- [What this task involves]
All lines in the entries below that hold "name" make up the answer.

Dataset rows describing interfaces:
☆ ☆ ☆ ☆ ☆
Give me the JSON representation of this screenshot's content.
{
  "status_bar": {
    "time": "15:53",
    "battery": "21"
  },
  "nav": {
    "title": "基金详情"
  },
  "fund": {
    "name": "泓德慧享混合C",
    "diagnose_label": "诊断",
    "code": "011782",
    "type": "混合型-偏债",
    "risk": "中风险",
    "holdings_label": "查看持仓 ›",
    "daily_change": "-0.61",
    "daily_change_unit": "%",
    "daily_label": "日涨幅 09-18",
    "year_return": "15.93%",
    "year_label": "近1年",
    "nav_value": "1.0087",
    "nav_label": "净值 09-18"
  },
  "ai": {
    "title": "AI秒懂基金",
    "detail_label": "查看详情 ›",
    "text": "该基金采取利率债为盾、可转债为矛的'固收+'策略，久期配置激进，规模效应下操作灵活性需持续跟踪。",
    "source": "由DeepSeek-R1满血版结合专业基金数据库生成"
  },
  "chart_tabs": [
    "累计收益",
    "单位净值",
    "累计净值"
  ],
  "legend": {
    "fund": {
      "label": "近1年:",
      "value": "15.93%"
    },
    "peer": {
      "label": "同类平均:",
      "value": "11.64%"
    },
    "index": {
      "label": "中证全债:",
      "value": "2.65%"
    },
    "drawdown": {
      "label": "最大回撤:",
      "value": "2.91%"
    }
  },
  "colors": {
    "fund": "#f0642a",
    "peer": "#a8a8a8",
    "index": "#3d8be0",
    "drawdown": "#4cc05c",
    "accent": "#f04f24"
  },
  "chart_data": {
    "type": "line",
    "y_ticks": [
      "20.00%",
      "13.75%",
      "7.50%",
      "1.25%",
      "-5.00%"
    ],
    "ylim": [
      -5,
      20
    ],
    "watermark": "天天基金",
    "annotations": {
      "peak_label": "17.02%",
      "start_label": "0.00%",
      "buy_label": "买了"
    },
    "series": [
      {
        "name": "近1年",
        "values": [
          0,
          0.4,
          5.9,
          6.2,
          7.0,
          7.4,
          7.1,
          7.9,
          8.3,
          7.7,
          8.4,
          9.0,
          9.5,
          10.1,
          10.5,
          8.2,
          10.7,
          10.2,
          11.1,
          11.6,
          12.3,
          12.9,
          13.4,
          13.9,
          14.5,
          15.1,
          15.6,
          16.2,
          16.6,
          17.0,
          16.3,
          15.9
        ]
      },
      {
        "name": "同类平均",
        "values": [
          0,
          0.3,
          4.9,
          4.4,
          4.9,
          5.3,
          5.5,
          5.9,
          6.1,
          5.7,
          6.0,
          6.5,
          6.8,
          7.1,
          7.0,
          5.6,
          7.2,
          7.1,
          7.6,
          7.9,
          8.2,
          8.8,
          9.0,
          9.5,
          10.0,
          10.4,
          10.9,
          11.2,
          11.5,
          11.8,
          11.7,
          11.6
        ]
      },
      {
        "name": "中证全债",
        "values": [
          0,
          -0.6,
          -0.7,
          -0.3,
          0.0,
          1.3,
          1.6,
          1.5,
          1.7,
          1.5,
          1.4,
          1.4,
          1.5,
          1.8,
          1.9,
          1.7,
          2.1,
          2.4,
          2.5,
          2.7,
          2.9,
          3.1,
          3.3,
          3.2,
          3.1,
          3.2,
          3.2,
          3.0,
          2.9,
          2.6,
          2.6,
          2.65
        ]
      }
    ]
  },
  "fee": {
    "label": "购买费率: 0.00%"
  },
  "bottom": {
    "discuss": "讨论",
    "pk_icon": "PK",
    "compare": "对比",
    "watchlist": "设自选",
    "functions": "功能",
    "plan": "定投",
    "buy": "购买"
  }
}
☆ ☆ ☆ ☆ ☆
- [Answer to this problem]
    "name": "泓德慧享混合C",
        "name": "近1年",
        "name": "同类平均",
        "name": "中证全债",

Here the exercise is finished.